Across all fields, in my experience, the Court is dedicated to determining disputes justly, efficiently and with respect for all litigants and all practitioners. No doubt that's achieved through the careful oversight by the Chief Justice. Father Frank Brennan SJ, who was unable to attend today, kindly sent me a copy of a speech that his father, the Honourable Sir Gerard Brennan, gave two years ago to mark the 40th anniversary of this Court. Sir Gerard recounted an event he remembered, sitting on a Full Court with Justices Deane and Fisher, when, picking up Sir Gerard's words:
The Chief Judge unostentatiously made his entrance into the public gallery. I had not known a Chief Justice to visit a sitting Court before, and I wondered whether we should acknowledge his presence. After hurried and quiet consultation, we decided not to do so. After all, he was merely doing the rounds to see whether his Judges were able to do the job.
I don't know whether the present Chief Justice's oversight extends to courtroom visits from time to time.
I don't recall my father's welcome to the Supreme Court in 1977. My sister Cath recently sent me a copy of the speech Dad gave at his welcome. I must have attended because Dad referred to his younger children being present, commenting that he had successfully traded a morning out of school for a haircut. At the conclusion of his speech, Dad quoted from my grandfather's retirement speech that had been given some 10 years before, in which my grandfather had remarked that the best qualities in a Judge are kindliness and industry. Like my father before me, I shall try myself to follow that rule.

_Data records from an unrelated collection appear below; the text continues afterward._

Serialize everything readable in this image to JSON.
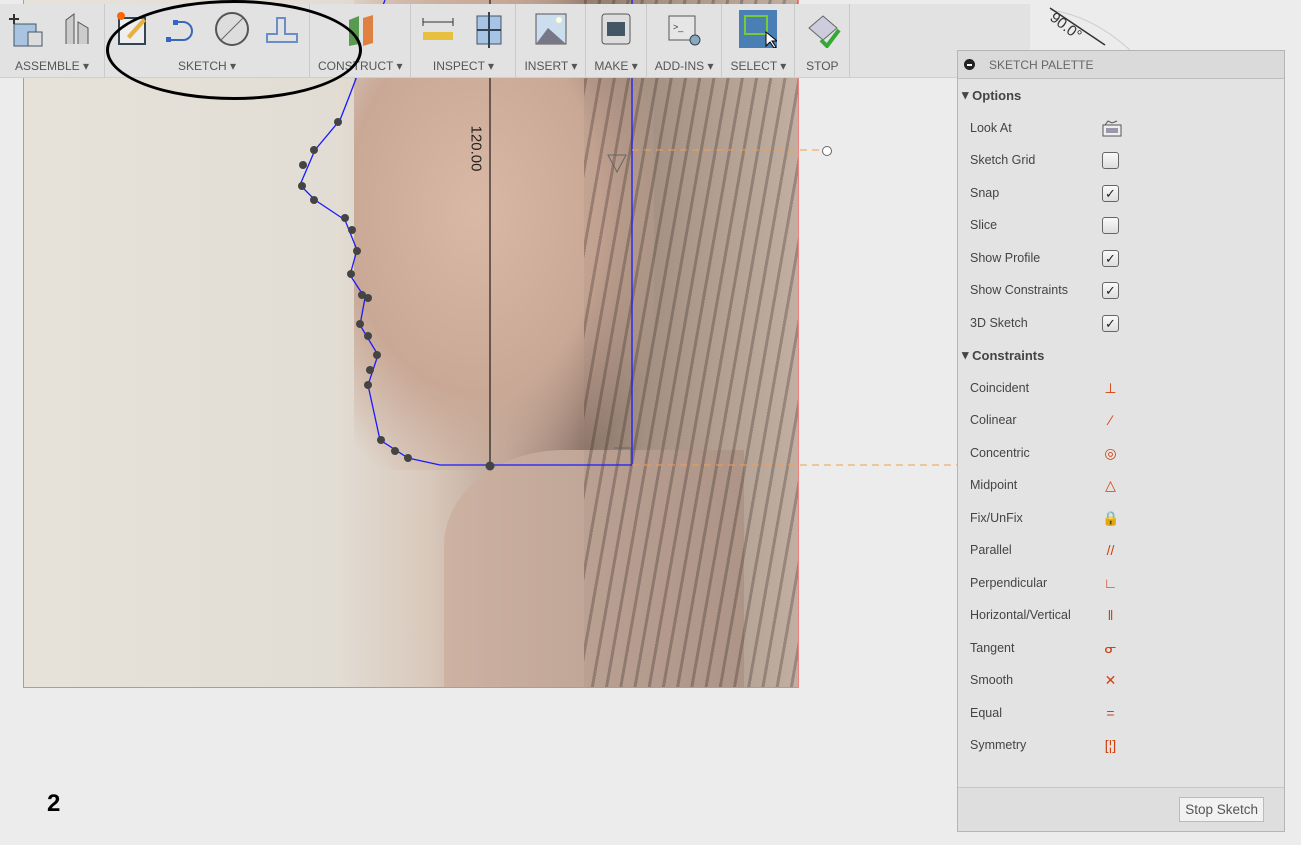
{
  "toolbar": {
    "groups": [
      {
        "label": "ASSEMBLE ▾",
        "icons": [
          "new-component-icon",
          "joint-icon"
        ]
      },
      {
        "label": "SKETCH ▾",
        "icons": [
          "create-sketch-icon",
          "spline-icon",
          "circle-icon",
          "offset-icon"
        ]
      },
      {
        "label": "CONSTRUCT ▾",
        "icons": [
          "plane-icon"
        ]
      },
      {
        "label": "INSPECT ▾",
        "icons": [
          "measure-icon",
          "section-analysis-icon"
        ]
      },
      {
        "label": "INSERT ▾",
        "icons": [
          "insert-image-icon"
        ]
      },
      {
        "label": "MAKE ▾",
        "icons": [
          "3d-print-icon"
        ]
      },
      {
        "label": "ADD-INS ▾",
        "icons": [
          "scripts-icon"
        ]
      },
      {
        "label": "SELECT ▾",
        "icons": [
          "select-icon"
        ]
      },
      {
        "label": "STOP",
        "icons": [
          "stop-sketch-icon"
        ]
      }
    ]
  },
  "canvas": {
    "dimension": "120.00",
    "angle": "90.0°",
    "page_number": "2"
  },
  "palette": {
    "title": "SKETCH PALETTE",
    "options_label": "Options",
    "options": [
      {
        "label": "Look At",
        "type": "icon"
      },
      {
        "label": "Sketch Grid",
        "checked": false
      },
      {
        "label": "Snap",
        "checked": true
      },
      {
        "label": "Slice",
        "checked": false
      },
      {
        "label": "Show Profile",
        "checked": true
      },
      {
        "label": "Show Constraints",
        "checked": true
      },
      {
        "label": "3D Sketch",
        "checked": true
      }
    ],
    "constraints_label": "Constraints",
    "constraints": [
      {
        "label": "Coincident",
        "glyph": "⊥"
      },
      {
        "label": "Colinear",
        "glyph": "⁄"
      },
      {
        "label": "Concentric",
        "glyph": "◎"
      },
      {
        "label": "Midpoint",
        "glyph": "△"
      },
      {
        "label": "Fix/UnFix",
        "glyph": "🔒"
      },
      {
        "label": "Parallel",
        "glyph": "//"
      },
      {
        "label": "Perpendicular",
        "glyph": "∟"
      },
      {
        "label": "Horizontal/Vertical",
        "glyph": "‖"
      },
      {
        "label": "Tangent",
        "glyph": "ᓂ"
      },
      {
        "label": "Smooth",
        "glyph": "✕"
      },
      {
        "label": "Equal",
        "glyph": "="
      },
      {
        "label": "Symmetry",
        "glyph": "[¦]"
      }
    ],
    "stop_label": "Stop Sketch"
  },
  "colors": {
    "accent": "#d04010",
    "sketch_line": "#1a1aff",
    "select_bg": "#4a7fb5"
  }
}
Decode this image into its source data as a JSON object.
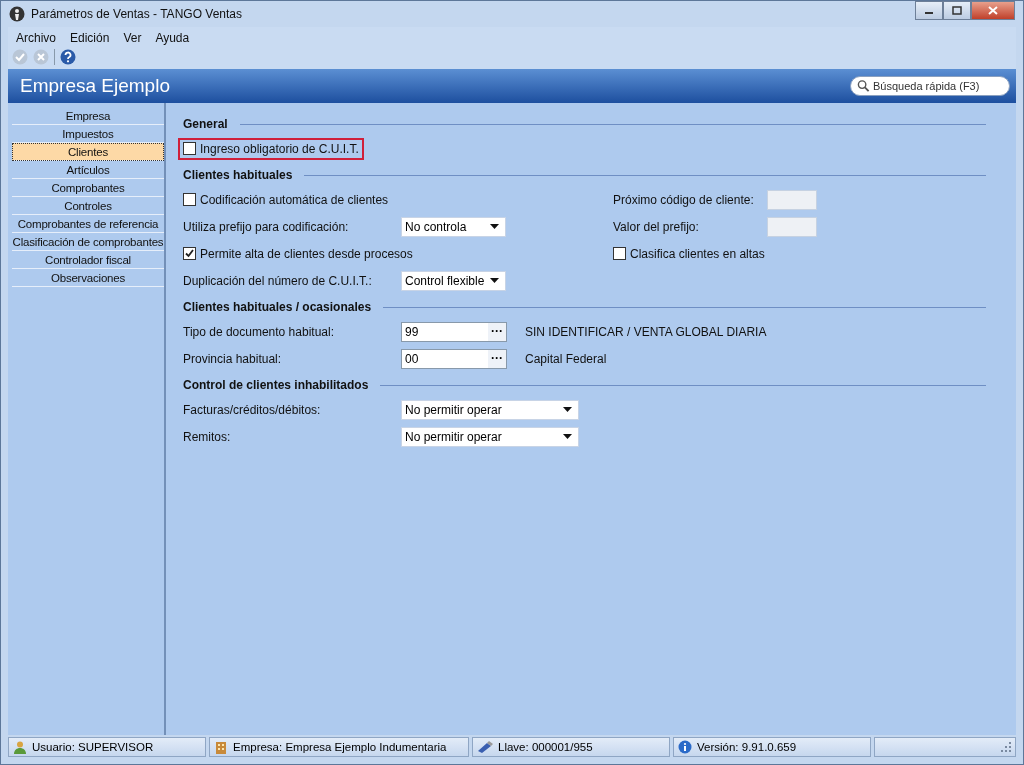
{
  "window": {
    "title": "Parámetros de Ventas - TANGO Ventas"
  },
  "menu": [
    "Archivo",
    "Edición",
    "Ver",
    "Ayuda"
  ],
  "toolbar": [
    {
      "kind": "accept",
      "disabled": true
    },
    {
      "kind": "cancel",
      "disabled": true
    },
    {
      "kind": "help",
      "disabled": false
    }
  ],
  "header": {
    "title": "Empresa Ejemplo",
    "search": {
      "placeholder": "Búsqueda rápida (F3)"
    }
  },
  "sidebar": {
    "items": [
      {
        "label": "Empresa",
        "selected": false
      },
      {
        "label": "Impuestos",
        "selected": false
      },
      {
        "label": "Clientes",
        "selected": true
      },
      {
        "label": "Artículos",
        "selected": false
      },
      {
        "label": "Comprobantes",
        "selected": false
      },
      {
        "label": "Controles",
        "selected": false
      },
      {
        "label": "Comprobantes de referencia",
        "selected": false
      },
      {
        "label": "Clasificación de comprobantes",
        "selected": false
      },
      {
        "label": "Controlador fiscal",
        "selected": false
      },
      {
        "label": "Observaciones",
        "selected": false
      }
    ]
  },
  "sections": [
    {
      "title": "General",
      "rows": [
        [
          {
            "kind": "checkbox",
            "label": "Ingreso obligatorio de C.U.I.T.",
            "checked": false,
            "highlighted": true
          }
        ]
      ]
    },
    {
      "title": "Clientes habituales",
      "rows": [
        [
          {
            "kind": "checkbox",
            "label": "Codificación automática de clientes",
            "checked": false,
            "highlighted": false
          },
          {
            "kind": "field",
            "label": "Próximo código de cliente:",
            "disabled": true
          }
        ],
        [
          {
            "kind": "select",
            "label": "Utiliza prefijo para codificación:",
            "value": "No controla"
          },
          {
            "kind": "field",
            "label": "Valor del prefijo:",
            "disabled": true
          }
        ],
        [
          {
            "kind": "checkbox",
            "label": "Permite alta de clientes desde procesos",
            "checked": true,
            "highlighted": false
          },
          {
            "kind": "checkbox",
            "label": "Clasifica clientes en altas",
            "checked": false,
            "highlighted": false
          }
        ],
        [
          {
            "kind": "select",
            "label": "Duplicación del número de C.U.I.T.:",
            "value": "Control flexible"
          }
        ]
      ]
    },
    {
      "title": "Clientes habituales / ocasionales",
      "rows": [
        [
          {
            "kind": "lookup",
            "label": "Tipo de documento habitual:",
            "value": "99",
            "button": "···",
            "description": "SIN IDENTIFICAR / VENTA GLOBAL DIARIA"
          }
        ],
        [
          {
            "kind": "lookup",
            "label": "Provincia habitual:",
            "value": "00",
            "button": "···",
            "description": "Capital Federal"
          }
        ]
      ]
    },
    {
      "title": "Control de clientes inhabilitados",
      "rows": [
        [
          {
            "kind": "select-wide",
            "label": "Facturas/créditos/débitos:",
            "value": "No permitir operar"
          }
        ],
        [
          {
            "kind": "select-wide",
            "label": "Remitos:",
            "value": "No permitir operar"
          }
        ]
      ]
    }
  ],
  "status_bar": [
    {
      "kind": "user",
      "text": "Usuario: SUPERVISOR"
    },
    {
      "kind": "company",
      "text": "Empresa: Empresa Ejemplo Indumentaria"
    },
    {
      "kind": "key",
      "text": "Llave: 000001/955"
    },
    {
      "kind": "info",
      "text": "Versión: 9.91.0.659"
    }
  ]
}
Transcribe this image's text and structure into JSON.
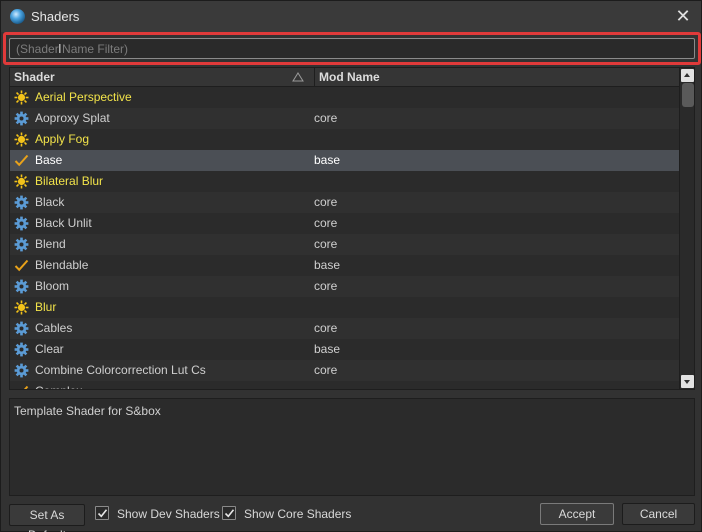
{
  "window": {
    "title": "Shaders"
  },
  "filter": {
    "placeholder": "(Shader Name Filter)",
    "value": ""
  },
  "table": {
    "columns": {
      "shader": "Shader",
      "mod": "Mod Name"
    },
    "rows": [
      {
        "name": "Aerial Perspective",
        "mod": "",
        "icon": "sun-icon",
        "style": "yellow",
        "selected": false
      },
      {
        "name": "Aoproxy Splat",
        "mod": "core",
        "icon": "gear-icon",
        "style": "normal",
        "selected": false
      },
      {
        "name": "Apply Fog",
        "mod": "",
        "icon": "sun-icon",
        "style": "yellow",
        "selected": false
      },
      {
        "name": "Base",
        "mod": "base",
        "icon": "checkmark-icon",
        "style": "bold",
        "selected": true
      },
      {
        "name": "Bilateral Blur",
        "mod": "",
        "icon": "sun-icon",
        "style": "yellow",
        "selected": false
      },
      {
        "name": "Black",
        "mod": "core",
        "icon": "gear-icon",
        "style": "normal",
        "selected": false
      },
      {
        "name": "Black Unlit",
        "mod": "core",
        "icon": "gear-icon",
        "style": "normal",
        "selected": false
      },
      {
        "name": "Blend",
        "mod": "core",
        "icon": "gear-icon",
        "style": "normal",
        "selected": false
      },
      {
        "name": "Blendable",
        "mod": "base",
        "icon": "checkmark-icon",
        "style": "normal",
        "selected": false
      },
      {
        "name": "Bloom",
        "mod": "core",
        "icon": "gear-icon",
        "style": "normal",
        "selected": false
      },
      {
        "name": "Blur",
        "mod": "",
        "icon": "sun-icon",
        "style": "yellow",
        "selected": false
      },
      {
        "name": "Cables",
        "mod": "core",
        "icon": "gear-icon",
        "style": "normal",
        "selected": false
      },
      {
        "name": "Clear",
        "mod": "base",
        "icon": "gear-icon",
        "style": "normal",
        "selected": false
      },
      {
        "name": "Combine Colorcorrection Lut Cs",
        "mod": "core",
        "icon": "gear-icon",
        "style": "normal",
        "selected": false
      },
      {
        "name": "Complex",
        "mod": "",
        "icon": "checkmark-icon",
        "style": "normal",
        "selected": false
      }
    ]
  },
  "description": "Template Shader for S&box",
  "footer": {
    "set_default_label": "Set As Default",
    "show_dev_label": "Show Dev Shaders",
    "show_dev_checked": true,
    "show_core_label": "Show Core Shaders",
    "show_core_checked": true,
    "accept_label": "Accept",
    "cancel_label": "Cancel"
  },
  "colors": {
    "highlight": "#e03a3a",
    "sun": "#f2c21a",
    "gear": "#5b9bd5",
    "check": "#e8a21a",
    "yellow_text": "#f2e34a"
  }
}
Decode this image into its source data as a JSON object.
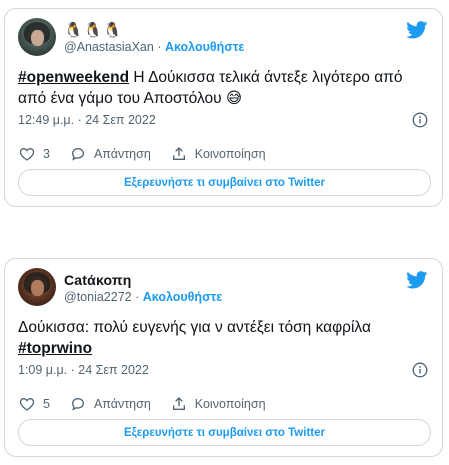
{
  "colors": {
    "accent": "#1d9bf0",
    "secondary_text": "#536471",
    "border": "#cfd9de"
  },
  "tweets": [
    {
      "display_name": "🐧🐧🐧",
      "handle": "@AnastasiaXan",
      "separator": "·",
      "follow_label": "Ακολουθήστε",
      "hashtag": "#openweekend",
      "text": " Η Δούκισσα τελικά άντεξε λιγότερο από από ένα γάμο του Αποστόλου 😅",
      "time": "12:49 μ.μ. · 24 Σεπ 2022",
      "likes": "3",
      "reply_label": "Απάντηση",
      "share_label": "Κοινοποίηση",
      "cta_label": "Εξερευνήστε τι συμβαίνει στο Twitter"
    },
    {
      "display_name": "Catάκοπη",
      "handle": "@tonia2272",
      "separator": "·",
      "follow_label": "Ακολουθήστε",
      "text": "Δούκισσα: πολύ ευγενής για ν αντέξει τόση καφρίλα ",
      "hashtag": "#toprwino",
      "time": "1:09 μ.μ. · 24 Σεπ 2022",
      "likes": "5",
      "reply_label": "Απάντηση",
      "share_label": "Κοινοποίηση",
      "cta_label": "Εξερευνήστε τι συμβαίνει στο Twitter"
    }
  ]
}
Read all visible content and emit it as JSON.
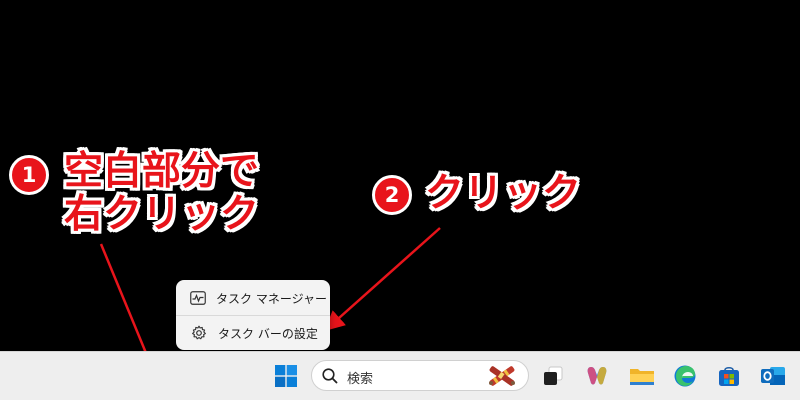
{
  "annotations": [
    {
      "badge": "1",
      "lines": [
        "空白部分で",
        "右クリック"
      ]
    },
    {
      "badge": "2",
      "lines": [
        "クリック"
      ]
    }
  ],
  "context_menu": {
    "items": [
      {
        "label": "タスク マネージャー",
        "icon": "task-manager-icon"
      },
      {
        "label": "タスク バーの設定",
        "icon": "gear-icon"
      }
    ]
  },
  "taskbar": {
    "search": {
      "label": "検索",
      "icon": "search-icon"
    },
    "icons": [
      "windows-start-icon",
      "task-view-icon",
      "copilot-icon",
      "file-explorer-icon",
      "edge-icon",
      "microsoft-store-icon",
      "outlook-icon"
    ]
  },
  "colors": {
    "annotation_red": "#e8141b",
    "taskbar": "#eeeeee",
    "menu": "#f3f3f3",
    "background": "#000000"
  }
}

Thank you all again for being present today. I hope to see many of you in my Court from time to time.
ALLSOP CJ: The Court will now adjourn.